India has been long-plagued by poverty, inequality, growing rates of unemployment, widening gaps between a few rich Indians and the majority of the poor, and rural distress exacerbated by agrarian crises. It is now faced with other crises: rising cases of cow-vigilantism and hate crimes.
In an already-continuing series of hate crimes, one of the latest victims happens to be Afrazul Khan, a 47-year-old migrant laborer from Malda, West Bengal, who was working as a daily labourer in the Rajsamand district of Rajasthan. Apparently, his ‘crime’ was his faith and humble background.
The perpetrator, Shambu Lal Regar, was a semi-literate, on-and-off marble trader, who seems to have been struggling to make ends meet. He seems to have had an ingrained hatred for Muslims, which he developed after allegedly watching hate videos.
Regar’s instructions to his teenaged nephew to record the gruesome act marks his audacity. His rants about ‘love jihad’, ‘Islam’ and ‘Babri Masjid’ are some of the evidences that are, perhaps, enough to deduce that incidents of hate crimes have indeed become a new normal in Indian society.
What makes such incidents worse is the tendency of the predatory individuals or mobs to record their barbarity and then share them on social media – allegedly to draw plaudits from right-wing groups and to even create a pervasive fear, especially in the Muslim community. In this case, a social media commentator hailed the deranged killer in the following words: “Love jihadiyon saavdhan, jag utha hai Shambhulal Jai Shri Ram (Love jihadists, beware, for Shambhulal has risen)!”

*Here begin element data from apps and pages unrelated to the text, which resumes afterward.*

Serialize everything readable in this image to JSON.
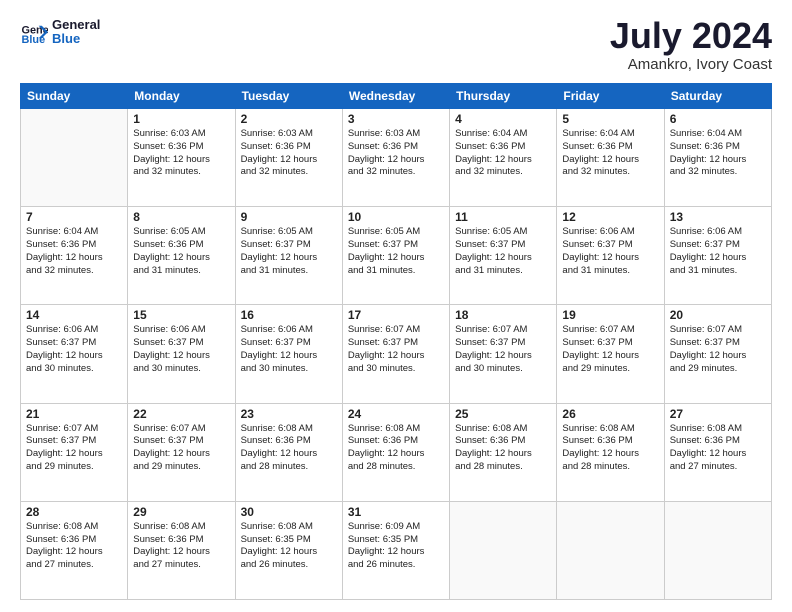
{
  "header": {
    "logo_line1": "General",
    "logo_line2": "Blue",
    "month": "July 2024",
    "location": "Amankro, Ivory Coast"
  },
  "weekdays": [
    "Sunday",
    "Monday",
    "Tuesday",
    "Wednesday",
    "Thursday",
    "Friday",
    "Saturday"
  ],
  "weeks": [
    [
      {
        "day": "",
        "info": ""
      },
      {
        "day": "1",
        "info": "Sunrise: 6:03 AM\nSunset: 6:36 PM\nDaylight: 12 hours\nand 32 minutes."
      },
      {
        "day": "2",
        "info": "Sunrise: 6:03 AM\nSunset: 6:36 PM\nDaylight: 12 hours\nand 32 minutes."
      },
      {
        "day": "3",
        "info": "Sunrise: 6:03 AM\nSunset: 6:36 PM\nDaylight: 12 hours\nand 32 minutes."
      },
      {
        "day": "4",
        "info": "Sunrise: 6:04 AM\nSunset: 6:36 PM\nDaylight: 12 hours\nand 32 minutes."
      },
      {
        "day": "5",
        "info": "Sunrise: 6:04 AM\nSunset: 6:36 PM\nDaylight: 12 hours\nand 32 minutes."
      },
      {
        "day": "6",
        "info": "Sunrise: 6:04 AM\nSunset: 6:36 PM\nDaylight: 12 hours\nand 32 minutes."
      }
    ],
    [
      {
        "day": "7",
        "info": "Sunrise: 6:04 AM\nSunset: 6:36 PM\nDaylight: 12 hours\nand 32 minutes."
      },
      {
        "day": "8",
        "info": "Sunrise: 6:05 AM\nSunset: 6:36 PM\nDaylight: 12 hours\nand 31 minutes."
      },
      {
        "day": "9",
        "info": "Sunrise: 6:05 AM\nSunset: 6:37 PM\nDaylight: 12 hours\nand 31 minutes."
      },
      {
        "day": "10",
        "info": "Sunrise: 6:05 AM\nSunset: 6:37 PM\nDaylight: 12 hours\nand 31 minutes."
      },
      {
        "day": "11",
        "info": "Sunrise: 6:05 AM\nSunset: 6:37 PM\nDaylight: 12 hours\nand 31 minutes."
      },
      {
        "day": "12",
        "info": "Sunrise: 6:06 AM\nSunset: 6:37 PM\nDaylight: 12 hours\nand 31 minutes."
      },
      {
        "day": "13",
        "info": "Sunrise: 6:06 AM\nSunset: 6:37 PM\nDaylight: 12 hours\nand 31 minutes."
      }
    ],
    [
      {
        "day": "14",
        "info": "Sunrise: 6:06 AM\nSunset: 6:37 PM\nDaylight: 12 hours\nand 30 minutes."
      },
      {
        "day": "15",
        "info": "Sunrise: 6:06 AM\nSunset: 6:37 PM\nDaylight: 12 hours\nand 30 minutes."
      },
      {
        "day": "16",
        "info": "Sunrise: 6:06 AM\nSunset: 6:37 PM\nDaylight: 12 hours\nand 30 minutes."
      },
      {
        "day": "17",
        "info": "Sunrise: 6:07 AM\nSunset: 6:37 PM\nDaylight: 12 hours\nand 30 minutes."
      },
      {
        "day": "18",
        "info": "Sunrise: 6:07 AM\nSunset: 6:37 PM\nDaylight: 12 hours\nand 30 minutes."
      },
      {
        "day": "19",
        "info": "Sunrise: 6:07 AM\nSunset: 6:37 PM\nDaylight: 12 hours\nand 29 minutes."
      },
      {
        "day": "20",
        "info": "Sunrise: 6:07 AM\nSunset: 6:37 PM\nDaylight: 12 hours\nand 29 minutes."
      }
    ],
    [
      {
        "day": "21",
        "info": "Sunrise: 6:07 AM\nSunset: 6:37 PM\nDaylight: 12 hours\nand 29 minutes."
      },
      {
        "day": "22",
        "info": "Sunrise: 6:07 AM\nSunset: 6:37 PM\nDaylight: 12 hours\nand 29 minutes."
      },
      {
        "day": "23",
        "info": "Sunrise: 6:08 AM\nSunset: 6:36 PM\nDaylight: 12 hours\nand 28 minutes."
      },
      {
        "day": "24",
        "info": "Sunrise: 6:08 AM\nSunset: 6:36 PM\nDaylight: 12 hours\nand 28 minutes."
      },
      {
        "day": "25",
        "info": "Sunrise: 6:08 AM\nSunset: 6:36 PM\nDaylight: 12 hours\nand 28 minutes."
      },
      {
        "day": "26",
        "info": "Sunrise: 6:08 AM\nSunset: 6:36 PM\nDaylight: 12 hours\nand 28 minutes."
      },
      {
        "day": "27",
        "info": "Sunrise: 6:08 AM\nSunset: 6:36 PM\nDaylight: 12 hours\nand 27 minutes."
      }
    ],
    [
      {
        "day": "28",
        "info": "Sunrise: 6:08 AM\nSunset: 6:36 PM\nDaylight: 12 hours\nand 27 minutes."
      },
      {
        "day": "29",
        "info": "Sunrise: 6:08 AM\nSunset: 6:36 PM\nDaylight: 12 hours\nand 27 minutes."
      },
      {
        "day": "30",
        "info": "Sunrise: 6:08 AM\nSunset: 6:35 PM\nDaylight: 12 hours\nand 26 minutes."
      },
      {
        "day": "31",
        "info": "Sunrise: 6:09 AM\nSunset: 6:35 PM\nDaylight: 12 hours\nand 26 minutes."
      },
      {
        "day": "",
        "info": ""
      },
      {
        "day": "",
        "info": ""
      },
      {
        "day": "",
        "info": ""
      }
    ]
  ]
}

In my opinion, these people share one thing in common: they believe that the perpetrator will easily get away with their actions as such perpetrators have previously also been given a free run – or worse, state protection. This is evident from the case of Pehlu Khan, who was killed by self-styled cow vigilantes in Alwar. The attackers were not detained and those who were arrested by the police are now out on bail.
These incidents have made a mockery of the Indian judiciary – and often allows the perpetrators of heinous crimes to enjoy unflinching impunity, often making the state complicit in their ill designs.
In my opinion, right-wing groups seem to have successfully created ‘imagined grievances’ in the minds of the people, either by fabricating or twisting historical facts. For example, they tend to believe that the Mughals ruled with an iron fist – and that they discriminated against Hindus, destroyed temples and built mosques on them. They have even swayed some media outlets to the extent of spreading hatred in society by poisoning the minds of people with anti-Muslim rhetoric, hate, and prejudice.
Some right-wing groups also cite the examples of Bangladesh and Pakistan where, they claim, Hindus are a persecuted minority and often subjected to cruelty. This, in my opinion, is a clear move to justify the reciprocal punishment of Muslims in India. While there may be an iota of truth in these claims, pitting one group against the other or punishing innocent people is not justifiable, and goes against the basic tenets of the Indian Constitution.
All this happens at the cost of the ‘real issues’. Many poor Hindus raise the alarm bells against issues such as ‘love jihad’, beef consumption and the growing Muslim population. However, they overlook the ‘real issues’ such as growing unemployment, increasing number of farmer suicides in India, corruption, the crumbling healthcare system and the lack of quality education. This often results in a situation where a poor farmer (for instance) is too engrossed in anti-Muslim rhetoric to even ask for their basic amenities and a better quality of life.
The memories of the Padmavati row are still fresh – especially the drama that ensued and the impunity with which a right-wing group issued threats to the film’s crew, including the lead actress, Deepika Padukone. Also, what’s relevant here is the sympathy the group got from the Rajasthan state government, which even banned the film before the Censor Board’s decision.
What people are failing to understand is that all these incidents are distracting us from the issues which actually create consistent obstacles in our path to becoming a modern society with high-living standards, democratic values and a liberal ethos.
Hate crimes lead to the polarisation of the society, which may give an edge to those politicians whose primary concerns are to seize power (either by hook or crook) and to exploit the gullible Indian electorates.
Hate crimes are against democratic values. They violate inviolable human rights – and lead to the polarisation of the society, cruelty and barbarism. The citizens should build a clear and unambiguous consensus against hate, mob justice and hooliganism. Besides, states should adopt a zero tolerance policy against the perpetrators of hate crimes. They should denounce and prosecute them swiftly.